Celiac disease is a debilitating genetic disorder that affects 1 in 133 Americans, according to a July 2, 2010 article on Celiac.com. Many people may be suffering from celiac disease with no idea what is causing their disruptive symptoms.
Niddk.nih.gov reported that in a sample of people with a child, parent or sibling who has celiac disease, the ratio jumps to 1 in 22 people being afflicted with the disorder.
There seems to be a genetic component affecting who may have celiac disease. Celiac.com stated that Europeans, Northern Europeans in particular, as well as Asian, Black and Hispanic people are at higher risk for celiac than other peoples.
Eating wheat, rye and barley can cause classic celiac symptoms such as diarrhea, malnutrition and weight loss as well as weakness, bone pain and abdominal bloating. Oats may also be bad for some celiac sufferers. It is the gluten in these grains that wreaks havoc.
Celiac disease damages the villi within the intestines of people vulnerable to this condition. Villi play an important role in nutrient absorption. But when celiac sufferers eat gluten in wheat, rye, barley and possibly oats, the villi become damaged and their immune systems go into attack mode.
Villi are microscopic hair-like projections that line the small intestine. The small intestine contains millions of villi, which are essential in the absorption of nutrients. Celiac disease shrinks and flattens the villi.
Celiac can cause symptoms that do not seem to be related to the digestive tract. Anxiety, depression and fatigue can be results of this condition. A person with celiac disease may experience numbness or tingling in the hands or feet, as well as muscle cramps and joint pain.
A celiac sufferer may bruise easily, and may be subject to mouth ulcers and nose bleeds. Her skin may itch and her hair may fall out.
Children with celiac disease may be affected by delay in normal growth and puberty may come late. They may have trouble putting on healthy weight. Their tooth enamel may be damaged, and may change in color.
Celiac disease is often linked with autoimmune conditions. This includes lupus, rheumatoid arthritis and Sjogren syndrome.
Other conditions are Addison's disease, Down syndrome and lactose intolerance. Thyroid disease, type 1 diabetes, as well as intestinal cancer and intestinal lymphoma may be associated with celiac disease.
There is no known cure for celiac disease. Fortunately, avoiding gluten from grains can make a significant difference for the celiac sufferer. Some symptoms may disappear completely, and others may improve.
What is Celiac Disease? Celiac.com. July 2, 2010. Retrieved Nov. 1, 2011.
Celiac disease - sprue. Ncbi.nlm.nih.gov.

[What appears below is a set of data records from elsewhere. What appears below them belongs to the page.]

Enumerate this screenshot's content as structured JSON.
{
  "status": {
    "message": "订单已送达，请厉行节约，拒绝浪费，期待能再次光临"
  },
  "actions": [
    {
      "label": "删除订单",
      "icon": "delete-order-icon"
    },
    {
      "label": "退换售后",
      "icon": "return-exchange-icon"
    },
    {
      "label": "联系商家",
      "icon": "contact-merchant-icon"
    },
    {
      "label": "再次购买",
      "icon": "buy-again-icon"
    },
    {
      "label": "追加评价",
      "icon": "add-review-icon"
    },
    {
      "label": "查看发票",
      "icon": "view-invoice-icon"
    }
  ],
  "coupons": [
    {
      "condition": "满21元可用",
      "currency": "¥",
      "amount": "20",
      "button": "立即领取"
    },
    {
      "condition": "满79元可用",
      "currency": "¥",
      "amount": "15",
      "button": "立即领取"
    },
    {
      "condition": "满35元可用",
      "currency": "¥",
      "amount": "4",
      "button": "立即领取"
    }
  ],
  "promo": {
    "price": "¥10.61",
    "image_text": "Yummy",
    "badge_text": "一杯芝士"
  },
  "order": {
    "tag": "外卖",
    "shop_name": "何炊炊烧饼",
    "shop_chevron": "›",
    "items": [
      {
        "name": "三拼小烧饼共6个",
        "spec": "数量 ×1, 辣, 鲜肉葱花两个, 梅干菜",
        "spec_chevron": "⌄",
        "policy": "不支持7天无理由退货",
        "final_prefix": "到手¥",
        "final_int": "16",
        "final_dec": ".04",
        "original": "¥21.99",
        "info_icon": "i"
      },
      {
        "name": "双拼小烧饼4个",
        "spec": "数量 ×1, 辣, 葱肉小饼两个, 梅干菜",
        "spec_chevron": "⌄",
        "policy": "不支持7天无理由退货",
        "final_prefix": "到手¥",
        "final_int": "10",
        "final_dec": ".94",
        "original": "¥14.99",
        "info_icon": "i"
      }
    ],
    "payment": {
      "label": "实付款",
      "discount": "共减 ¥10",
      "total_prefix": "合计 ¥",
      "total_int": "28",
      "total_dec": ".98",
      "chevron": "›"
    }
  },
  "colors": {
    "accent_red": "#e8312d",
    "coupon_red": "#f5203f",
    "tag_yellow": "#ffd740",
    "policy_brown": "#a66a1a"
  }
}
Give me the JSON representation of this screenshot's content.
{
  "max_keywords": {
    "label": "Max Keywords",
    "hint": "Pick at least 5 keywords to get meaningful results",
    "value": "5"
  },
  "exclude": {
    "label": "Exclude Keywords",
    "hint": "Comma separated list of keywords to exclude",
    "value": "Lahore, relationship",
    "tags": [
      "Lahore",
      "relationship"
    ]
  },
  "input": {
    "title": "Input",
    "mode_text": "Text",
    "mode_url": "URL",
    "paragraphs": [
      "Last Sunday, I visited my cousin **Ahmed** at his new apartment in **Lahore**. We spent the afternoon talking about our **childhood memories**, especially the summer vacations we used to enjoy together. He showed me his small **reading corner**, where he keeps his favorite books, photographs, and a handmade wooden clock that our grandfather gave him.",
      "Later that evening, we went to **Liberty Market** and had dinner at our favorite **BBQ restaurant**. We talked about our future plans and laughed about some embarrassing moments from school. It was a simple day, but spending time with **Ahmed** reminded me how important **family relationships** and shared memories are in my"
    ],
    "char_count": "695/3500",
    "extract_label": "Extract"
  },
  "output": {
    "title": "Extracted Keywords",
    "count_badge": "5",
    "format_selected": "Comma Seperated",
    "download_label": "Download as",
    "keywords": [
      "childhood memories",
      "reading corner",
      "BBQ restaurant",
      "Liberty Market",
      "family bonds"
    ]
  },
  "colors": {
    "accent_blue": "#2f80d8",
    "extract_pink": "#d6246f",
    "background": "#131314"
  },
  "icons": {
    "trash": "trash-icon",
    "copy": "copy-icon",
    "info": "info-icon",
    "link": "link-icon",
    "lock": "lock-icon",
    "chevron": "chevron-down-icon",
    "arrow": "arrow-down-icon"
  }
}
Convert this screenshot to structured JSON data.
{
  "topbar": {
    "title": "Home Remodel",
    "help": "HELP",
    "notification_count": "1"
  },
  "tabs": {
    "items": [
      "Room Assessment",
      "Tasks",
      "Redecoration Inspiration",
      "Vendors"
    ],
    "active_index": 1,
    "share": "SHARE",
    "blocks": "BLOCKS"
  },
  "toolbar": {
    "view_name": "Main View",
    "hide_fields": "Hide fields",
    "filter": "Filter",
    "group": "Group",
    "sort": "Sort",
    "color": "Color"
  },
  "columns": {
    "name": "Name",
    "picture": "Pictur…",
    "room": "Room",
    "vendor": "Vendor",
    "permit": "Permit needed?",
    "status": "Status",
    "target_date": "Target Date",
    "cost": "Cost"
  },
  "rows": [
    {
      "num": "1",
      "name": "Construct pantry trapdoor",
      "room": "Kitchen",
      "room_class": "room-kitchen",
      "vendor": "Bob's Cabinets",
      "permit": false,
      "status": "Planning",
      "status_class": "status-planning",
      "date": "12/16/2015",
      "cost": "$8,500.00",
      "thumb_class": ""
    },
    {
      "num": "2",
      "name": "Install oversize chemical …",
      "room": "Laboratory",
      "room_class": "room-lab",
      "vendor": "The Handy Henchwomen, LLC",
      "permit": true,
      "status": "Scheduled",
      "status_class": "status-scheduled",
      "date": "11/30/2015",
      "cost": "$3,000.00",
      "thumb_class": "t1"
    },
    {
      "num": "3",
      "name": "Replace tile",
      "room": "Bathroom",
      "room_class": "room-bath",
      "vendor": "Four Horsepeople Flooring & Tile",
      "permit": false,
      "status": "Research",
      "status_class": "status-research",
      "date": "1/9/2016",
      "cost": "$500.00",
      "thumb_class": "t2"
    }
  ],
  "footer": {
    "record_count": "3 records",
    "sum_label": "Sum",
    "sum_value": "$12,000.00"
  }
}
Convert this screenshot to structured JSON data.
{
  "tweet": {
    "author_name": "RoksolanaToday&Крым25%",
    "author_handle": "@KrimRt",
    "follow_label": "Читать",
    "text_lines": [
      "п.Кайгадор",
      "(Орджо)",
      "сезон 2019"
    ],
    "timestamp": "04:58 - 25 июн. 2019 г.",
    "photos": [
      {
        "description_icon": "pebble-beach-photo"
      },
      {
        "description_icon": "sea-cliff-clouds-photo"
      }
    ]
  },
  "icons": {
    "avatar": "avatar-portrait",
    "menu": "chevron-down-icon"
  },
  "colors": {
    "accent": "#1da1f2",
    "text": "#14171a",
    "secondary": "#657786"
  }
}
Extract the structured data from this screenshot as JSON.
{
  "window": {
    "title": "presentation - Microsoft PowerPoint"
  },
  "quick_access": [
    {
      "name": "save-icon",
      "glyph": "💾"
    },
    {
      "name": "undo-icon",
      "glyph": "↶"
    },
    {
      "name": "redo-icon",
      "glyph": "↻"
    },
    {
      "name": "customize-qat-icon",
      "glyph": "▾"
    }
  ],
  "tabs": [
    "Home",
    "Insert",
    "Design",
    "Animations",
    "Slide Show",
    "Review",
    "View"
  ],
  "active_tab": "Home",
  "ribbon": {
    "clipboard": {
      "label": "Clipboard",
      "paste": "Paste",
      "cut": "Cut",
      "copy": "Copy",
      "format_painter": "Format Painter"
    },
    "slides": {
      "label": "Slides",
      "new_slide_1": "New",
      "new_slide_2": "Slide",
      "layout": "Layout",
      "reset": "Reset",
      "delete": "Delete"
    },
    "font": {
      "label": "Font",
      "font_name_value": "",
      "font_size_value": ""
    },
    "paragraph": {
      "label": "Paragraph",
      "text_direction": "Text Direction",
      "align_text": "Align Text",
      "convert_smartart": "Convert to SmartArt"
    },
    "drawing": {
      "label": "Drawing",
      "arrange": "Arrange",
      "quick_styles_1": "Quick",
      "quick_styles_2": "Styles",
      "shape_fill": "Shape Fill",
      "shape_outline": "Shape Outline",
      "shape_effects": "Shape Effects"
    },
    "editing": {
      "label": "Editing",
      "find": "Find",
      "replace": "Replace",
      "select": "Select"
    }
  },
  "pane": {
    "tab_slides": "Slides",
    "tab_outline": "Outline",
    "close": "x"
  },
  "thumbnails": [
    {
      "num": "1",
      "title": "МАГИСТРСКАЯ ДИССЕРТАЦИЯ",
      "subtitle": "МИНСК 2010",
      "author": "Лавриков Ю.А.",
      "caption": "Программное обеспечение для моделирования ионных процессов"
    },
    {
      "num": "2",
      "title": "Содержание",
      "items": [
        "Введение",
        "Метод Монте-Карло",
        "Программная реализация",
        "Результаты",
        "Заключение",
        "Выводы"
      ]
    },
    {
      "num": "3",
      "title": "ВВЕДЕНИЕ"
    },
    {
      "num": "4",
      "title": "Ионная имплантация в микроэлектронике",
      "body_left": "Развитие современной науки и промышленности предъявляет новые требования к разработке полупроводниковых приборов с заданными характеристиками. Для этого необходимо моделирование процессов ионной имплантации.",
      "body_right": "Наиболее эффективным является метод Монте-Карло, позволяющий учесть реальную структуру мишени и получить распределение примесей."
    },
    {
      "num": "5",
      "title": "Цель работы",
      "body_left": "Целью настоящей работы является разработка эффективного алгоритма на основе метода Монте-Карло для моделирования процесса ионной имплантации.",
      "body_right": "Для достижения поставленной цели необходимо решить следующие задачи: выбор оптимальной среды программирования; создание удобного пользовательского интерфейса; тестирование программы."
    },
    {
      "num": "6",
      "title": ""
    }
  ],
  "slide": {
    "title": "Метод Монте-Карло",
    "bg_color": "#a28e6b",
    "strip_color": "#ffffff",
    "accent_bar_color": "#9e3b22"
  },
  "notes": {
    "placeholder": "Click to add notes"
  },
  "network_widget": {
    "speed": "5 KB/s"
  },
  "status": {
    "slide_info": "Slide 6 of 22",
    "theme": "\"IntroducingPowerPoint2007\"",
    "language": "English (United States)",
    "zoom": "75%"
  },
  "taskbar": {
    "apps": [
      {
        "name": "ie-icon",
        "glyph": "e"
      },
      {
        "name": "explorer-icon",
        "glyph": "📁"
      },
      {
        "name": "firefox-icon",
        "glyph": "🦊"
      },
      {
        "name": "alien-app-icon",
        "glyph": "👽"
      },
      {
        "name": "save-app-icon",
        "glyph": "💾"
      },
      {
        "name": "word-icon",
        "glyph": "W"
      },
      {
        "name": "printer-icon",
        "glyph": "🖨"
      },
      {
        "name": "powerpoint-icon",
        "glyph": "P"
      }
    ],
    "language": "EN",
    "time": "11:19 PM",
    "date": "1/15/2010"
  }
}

Reviewed Jan. 20, 2010. Retrieved Nov. 1, 2011.
Celiac disease. Niddk.nih.gov. Retrieved Nov. 1, 2011.
Villi. About.com. Updated April 14, 2009. Retrieved Nov. 1, 2011.
Visit Jody's website and blog at http://www.ncubator.ca and http://ncubator.ca/blogger
Reviewed November 2, 2011
by Michele Blacksberg RN
Edited by Malu Banuelos